■ Task input
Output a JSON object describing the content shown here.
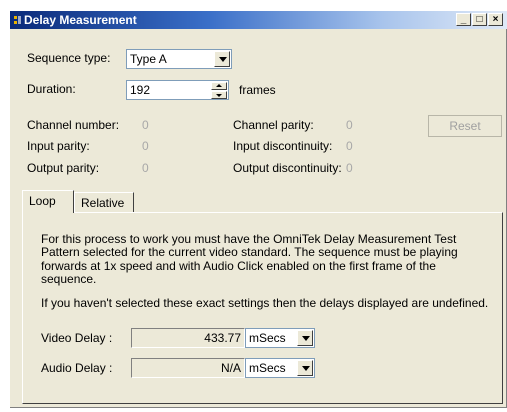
{
  "window": {
    "title": "Delay Measurement",
    "min_icon": "minimize-icon",
    "max_icon": "maximize-icon",
    "close_icon": "close-icon",
    "min_glyph": "_",
    "max_glyph": "□",
    "close_glyph": "×"
  },
  "settings": {
    "sequence_type_label": "Sequence type:",
    "sequence_type_value": "Type A",
    "duration_label": "Duration:",
    "duration_value": "192",
    "duration_unit": "frames"
  },
  "status": {
    "channel_number_label": "Channel number:",
    "channel_number_value": "0",
    "input_parity_label": "Input parity:",
    "input_parity_value": "0",
    "output_parity_label": "Output parity:",
    "output_parity_value": "0",
    "channel_parity_label": "Channel parity:",
    "channel_parity_value": "0",
    "input_discontinuity_label": "Input discontinuity:",
    "input_discontinuity_value": "0",
    "output_discontinuity_label": "Output discontinuity:",
    "output_discontinuity_value": "0",
    "reset_label": "Reset"
  },
  "tabs": [
    {
      "label": "Loop",
      "active": true
    },
    {
      "label": "Relative",
      "active": false
    }
  ],
  "loop": {
    "para1_lines": [
      "For this process to work you must have the OmniTek Delay Measurement Test",
      "Pattern selected for the current video standard. The sequence must be playing",
      "forwards at 1x speed and with Audio Click enabled on the first frame of the",
      "sequence."
    ],
    "para2": "If you haven't selected these exact settings then the delays displayed are undefined.",
    "video_delay_label": "Video Delay :",
    "video_delay_value": "433.77",
    "video_delay_unit": "mSecs",
    "audio_delay_label": "Audio Delay :",
    "audio_delay_value": "N/A",
    "audio_delay_unit": "mSecs"
  },
  "colors": {
    "titlebar_start": "#0a2a7a",
    "window_bg": "#ece9d8",
    "disabled_text": "#a8a8a8"
  }
}
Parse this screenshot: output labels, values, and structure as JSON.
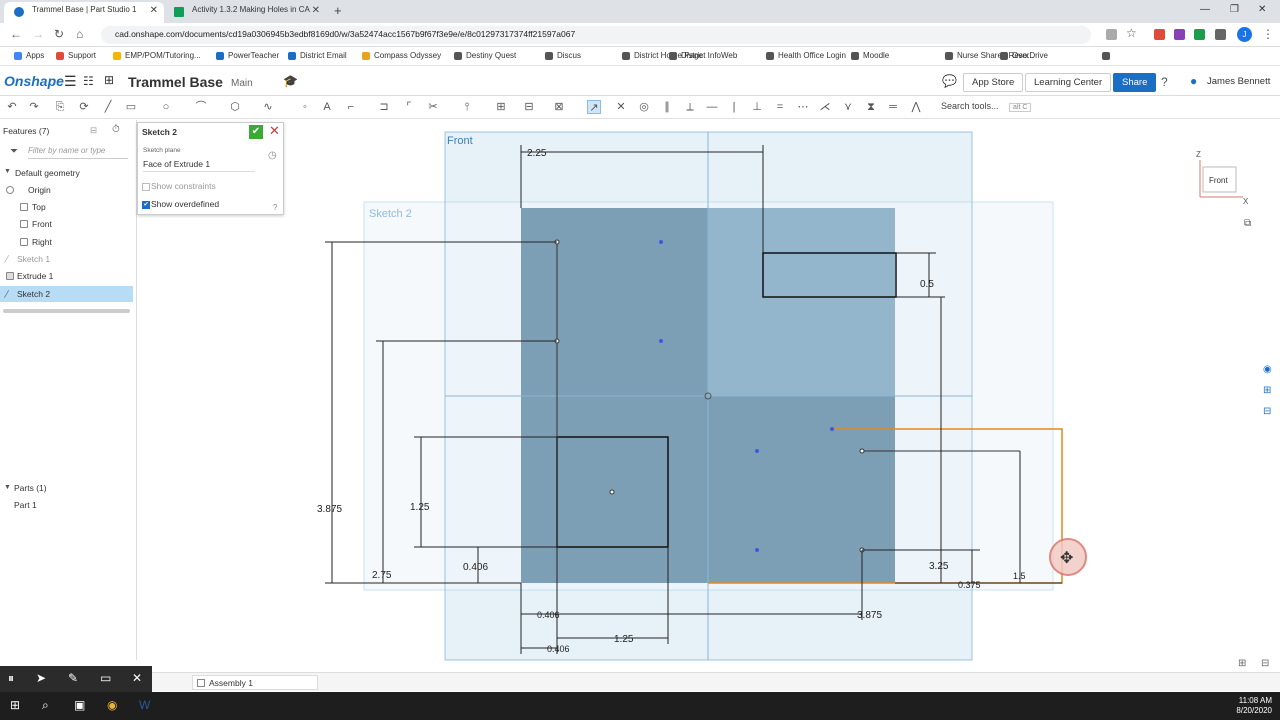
{
  "browser": {
    "tabs": [
      {
        "title": "Trammel Base | Part Studio 1",
        "active": true
      },
      {
        "title": "Activity 1.3.2 Making Holes in CA",
        "active": false
      }
    ],
    "url": "cad.onshape.com/documents/cd19a0306945b3edbf8169d0/w/3a52474acc1567b9f67f3e9e/e/8c01297317374ff21597a067",
    "bookmarks": [
      "Apps",
      "Support",
      "EMP/POM/Tutoring...",
      "PowerTeacher",
      "District Email",
      "Compass Odyssey",
      "Destiny Quest",
      "Discus",
      "District Home Page",
      "District InfoWeb",
      "Health Office Login",
      "Moodle",
      "Nurse Shared Reso...",
      "OverDrive"
    ],
    "profile_initial": "J"
  },
  "onshape": {
    "logo": "Onshape",
    "doc_title": "Trammel Base",
    "workspace": "Main",
    "app_store": "App Store",
    "learning_center": "Learning Center",
    "share": "Share",
    "user": "James Bennett",
    "search_tools": "Search tools...",
    "search_shortcut": "alt C"
  },
  "features": {
    "header": "Features (7)",
    "filter_placeholder": "Filter by name or type",
    "default_geometry": "Default geometry",
    "items": [
      "Origin",
      "Top",
      "Front",
      "Right",
      "Sketch 1",
      "Extrude 1",
      "Sketch 2"
    ],
    "parts_header": "Parts (1)",
    "parts": [
      "Part 1"
    ]
  },
  "sketch_dialog": {
    "title": "Sketch 2",
    "plane_label": "Sketch plane",
    "plane_value": "Face of Extrude 1",
    "show_constraints": "Show constraints",
    "show_overdefined": "Show overdefined"
  },
  "canvas": {
    "front_label": "Front",
    "sketch_label": "Sketch 2",
    "nav_cube_face": "Front",
    "nav_axis_z": "Z",
    "nav_axis_x": "X",
    "dims": {
      "d_2_25": "2.25",
      "d_0_5": "0.5",
      "d_3_875_left": "3.875",
      "d_1_25_v": "1.25",
      "d_0_406_a": "0.406",
      "d_2_75": "2.75",
      "d_3_25": "3.25",
      "d_0_375": "0.375",
      "d_1_5": "1.5",
      "d_0_406_b": "0.406",
      "d_3_875_bottom": "3.875",
      "d_1_25_h": "1.25",
      "d_0_406_c": "0.406"
    }
  },
  "bottom": {
    "assembly_tab": "Assembly 1"
  },
  "taskbar": {
    "time": "11:08 AM",
    "date": "8/20/2020"
  },
  "colors": {
    "onshape_blue": "#1a6fc4",
    "part_fill": "#7d9fb6",
    "sketch_orange": "#e08a1e",
    "selected_feature": "#b7dcf5"
  }
}
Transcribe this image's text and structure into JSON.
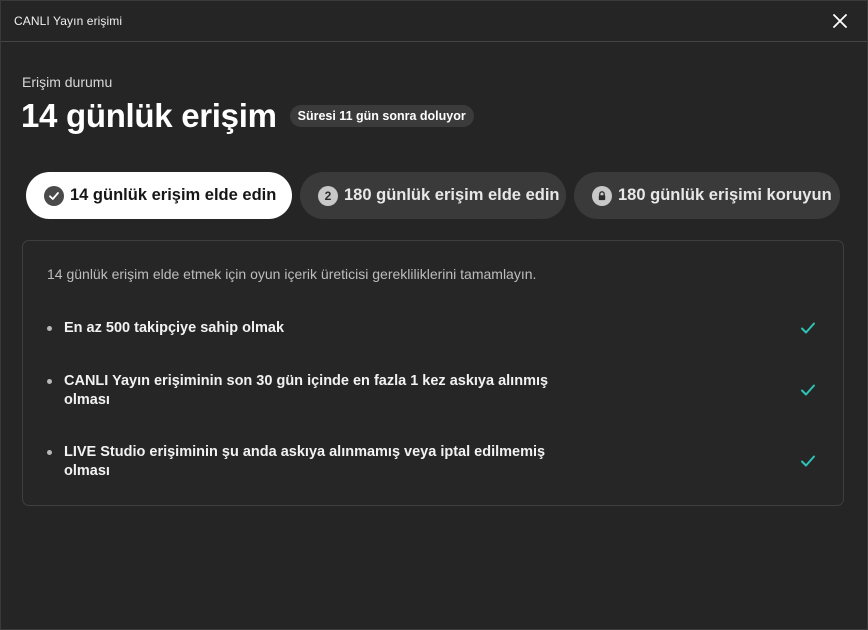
{
  "window": {
    "title": "CANLI Yayın erişimi"
  },
  "status": {
    "label": "Erişim durumu",
    "heading": "14 günlük erişim",
    "badge": "Süresi 11 gün sonra doluyor"
  },
  "tabs": [
    {
      "label": "14 günlük erişim elde edin",
      "icon": "check-circle-icon",
      "state": "selected"
    },
    {
      "label": "180 günlük erişim elde edin",
      "icon": "number-2-icon",
      "icon_text": "2"
    },
    {
      "label": "180 günlük erişimi koruyun",
      "icon": "lock-icon"
    }
  ],
  "panel": {
    "intro": "14 günlük erişim elde etmek için oyun içerik üreticisi gerekliliklerini tamamlayın.",
    "requirements": [
      {
        "text": "En az 500 takipçiye sahip olmak",
        "met": true
      },
      {
        "text": "CANLI Yayın erişiminin son 30 gün içinde en fazla 1 kez askıya alınmış olması",
        "met": true
      },
      {
        "text": "LIVE Studio erişiminin şu anda askıya alınmamış veya iptal edilmemiş olması",
        "met": true
      }
    ]
  },
  "colors": {
    "background": "#252525",
    "check": "#2ec4b6",
    "active_tab": "#ffffff",
    "inactive_tab": "#3a3a3a"
  }
}
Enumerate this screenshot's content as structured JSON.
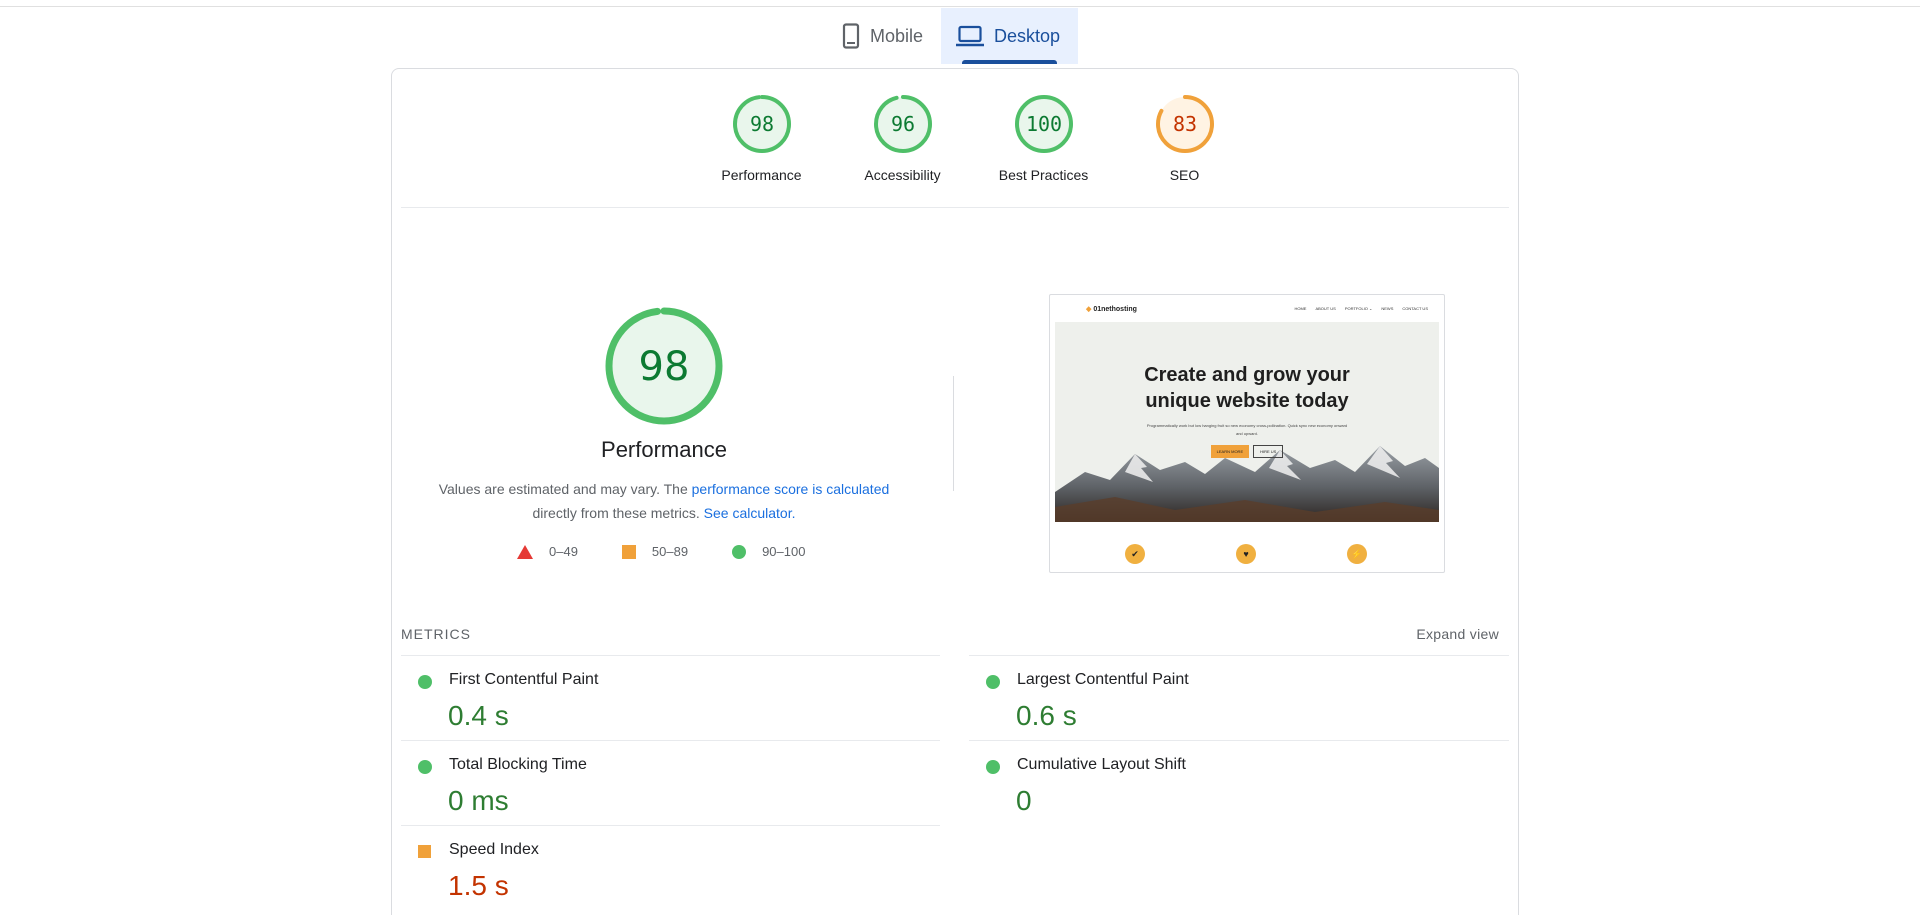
{
  "tabs": [
    {
      "label": "Mobile",
      "icon": "phone-icon",
      "active": false
    },
    {
      "label": "Desktop",
      "icon": "laptop-icon",
      "active": true
    }
  ],
  "gauges": [
    {
      "value": 98,
      "label": "Performance",
      "color": "#0c9d3e"
    },
    {
      "value": 96,
      "label": "Accessibility",
      "color": "#0c9d3e"
    },
    {
      "value": 100,
      "label": "Best Practices",
      "color": "#0c9d3e"
    },
    {
      "value": 83,
      "label": "SEO",
      "color": "#c33300"
    }
  ],
  "performance": {
    "score": 98,
    "title": "Performance",
    "desc_text": "Values are estimated and may vary. The ",
    "desc_link1": "performance score is calculated",
    "desc_text2": "directly from these metrics. ",
    "desc_link2": "See calculator."
  },
  "legend": [
    {
      "range": "0–49",
      "shape": "triangle",
      "color": "#e53935"
    },
    {
      "range": "50–89",
      "shape": "square",
      "color": "#f0a13a"
    },
    {
      "range": "90–100",
      "shape": "circle",
      "color": "#4fbf68"
    }
  ],
  "thumbnail": {
    "logo": "01nethosting",
    "nav_links": [
      "HOME",
      "ABOUT US",
      "PORTFOLIO ⌄",
      "NEWS",
      "CONTACT US"
    ],
    "headline_1": "Create and grow your",
    "headline_2": "unique website today",
    "subtext": "Programmatically work but low hanging fruit so new economy cross-pollination. Quick sync new economy onward and upward.",
    "button_primary": "LEARN MORE",
    "button_secondary": "HIRE US",
    "feature_icons": [
      "✔",
      "♥",
      "⚡"
    ]
  },
  "metrics": {
    "heading": "METRICS",
    "expand_label": "Expand view",
    "items": [
      {
        "label": "First Contentful Paint",
        "value": "0.4 s",
        "status": "good"
      },
      {
        "label": "Largest Contentful Paint",
        "value": "0.6 s",
        "status": "good"
      },
      {
        "label": "Total Blocking Time",
        "value": "0 ms",
        "status": "good"
      },
      {
        "label": "Cumulative Layout Shift",
        "value": "0",
        "status": "good"
      },
      {
        "label": "Speed Index",
        "value": "1.5 s",
        "status": "average"
      }
    ]
  },
  "colors": {
    "good": "#4fbf68",
    "good_fill": "#e9f6ec",
    "average": "#f0a13a",
    "average_fill": "#fff3e3",
    "accent": "#1a4f9c"
  }
}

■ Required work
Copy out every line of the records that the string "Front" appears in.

■ Answer section
      "Front",
    "front_label": "Front",
    "nav_cube_face": "Front",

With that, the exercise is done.